and the various samba log files don’t show anything unusual (sorry, that’s a very generic question, since I’m not defining what unusual really means)?
Can you log in via either the system shell on the WebUI with any of those users you’ve created and are using for samba (I think I remember something about lack of case-sensitivity on the windows side?
Could you, for fun also create a user that’s all lowercase, and not a mixed case, unless you’ve already proven that theory wrong.
It totally hadn’t occurred to me that case sensitivity might be involved but, by chance, one of the users I created and tested with was all lower case. I just checked, and it can log in on the system shell - it wasn’t set up for WebUI access whereas the other username is. The mixed case username can log in to both the WebUI and the shell.
I don’t exactly know how the smb user and Linux user are synchronized with their passwords in Rockstor, but may be they’re out of sync (for some reason).
@Flox, @phillxnet any idea here? I believe options like unix password sync=yes and passwd program or passwd chat were ever set in the past, so not sure why other users have not reported on this issue (and I don’t have it on the current stable release either).
Not that it should be common practice, but can you connect to the smb share using the root user?
The NT_LOGON_FAILURE you see with net rpc may be a red herring as you may need to specify the server. For instance it works for me when doing the following either from the Samba server itself, or a separate client:
On the samba server:
buildvm155:~ # net rpc share list -U testuser1 -S buildvm155
Password for [WORKGROUP\testuser1]:
On a separate client:
$ net rpc share list -U testuser1 -S buildvm155
Password for [WORKGROUP\testuser1]:
You can use the IP address here instead of the hostname.
@vancouverish , I know you detailed (thank you!) how you tested a lot of combinations, but to verify: does it still not work if you enable guest access for that Samba export?
Additionally, to make sure there isn’t a misuderstanding, what is the current Access control for that share? Mine is as follows, for instance:
To make sure everything is OK with your Pools/Shares, would you mind verifying that there is no reported issue on the Pools, Disks, and Shares pages? Screenshots as you please if that’s alright with you.

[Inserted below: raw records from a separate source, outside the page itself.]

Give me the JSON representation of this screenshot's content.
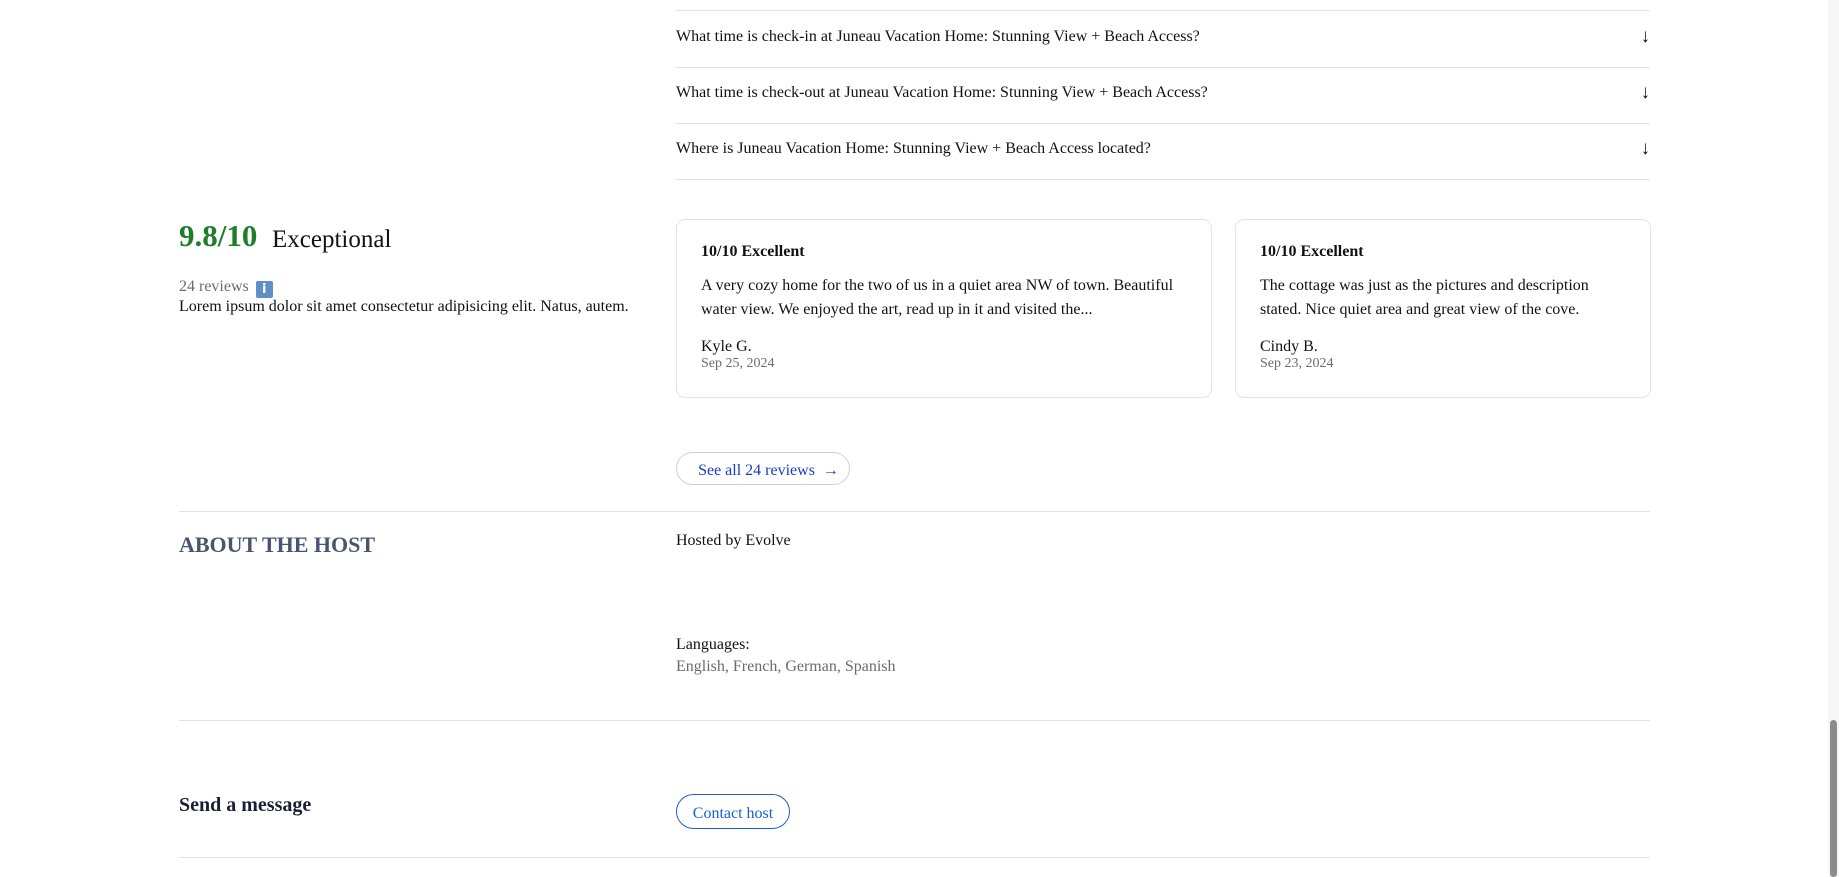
{
  "faq": {
    "items": [
      {
        "question": "What time is check-in at Juneau Vacation Home: Stunning View + Beach Access?",
        "toggle_icon": "↓"
      },
      {
        "question": "What time is check-out at Juneau Vacation Home: Stunning View + Beach Access?",
        "toggle_icon": "↓"
      },
      {
        "question": "Where is Juneau Vacation Home: Stunning View + Beach Access located?",
        "toggle_icon": "↓"
      }
    ]
  },
  "rating": {
    "score": "9.8/10",
    "label": "Exceptional",
    "review_count": "24 reviews",
    "info_icon": "i",
    "summary": "Lorem ipsum dolor sit amet consectetur adipisicing elit. Natus, autem.",
    "score_color": "#1e7e2a"
  },
  "reviews": [
    {
      "title": "10/10 Excellent",
      "body": "A very cozy home for the two of us in a quiet area NW of town. Beautiful water view. We enjoyed the art, read up in it and visited the...",
      "author": "Kyle G.",
      "date": "Sep 25, 2024"
    },
    {
      "title": "10/10 Excellent",
      "body": "The cottage was just as the pictures and description stated. Nice quiet area and great view of the cove.",
      "author": "Cindy B.",
      "date": "Sep 23, 2024"
    }
  ],
  "see_all": {
    "label": "See all 24 reviews",
    "arrow": "→"
  },
  "host": {
    "heading": "ABOUT THE HOST",
    "hosted_by": "Hosted by Evolve",
    "languages_label": "Languages:",
    "languages": "English, French, German, Spanish"
  },
  "message": {
    "heading": "Send a message",
    "contact_label": "Contact host"
  },
  "colors": {
    "link": "#1a3cc2",
    "button_blue": "#1a5fd0",
    "heading_slate": "#4a5470"
  }
}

ok, might very well be. Using PuTTY (not the system shell) on my physical system (and additionally on a vm instance) the server was not required for the logon to be successful … but it’s probably a good idea to specify it, just to make sure it’s trying to authenticate against the “correct” server…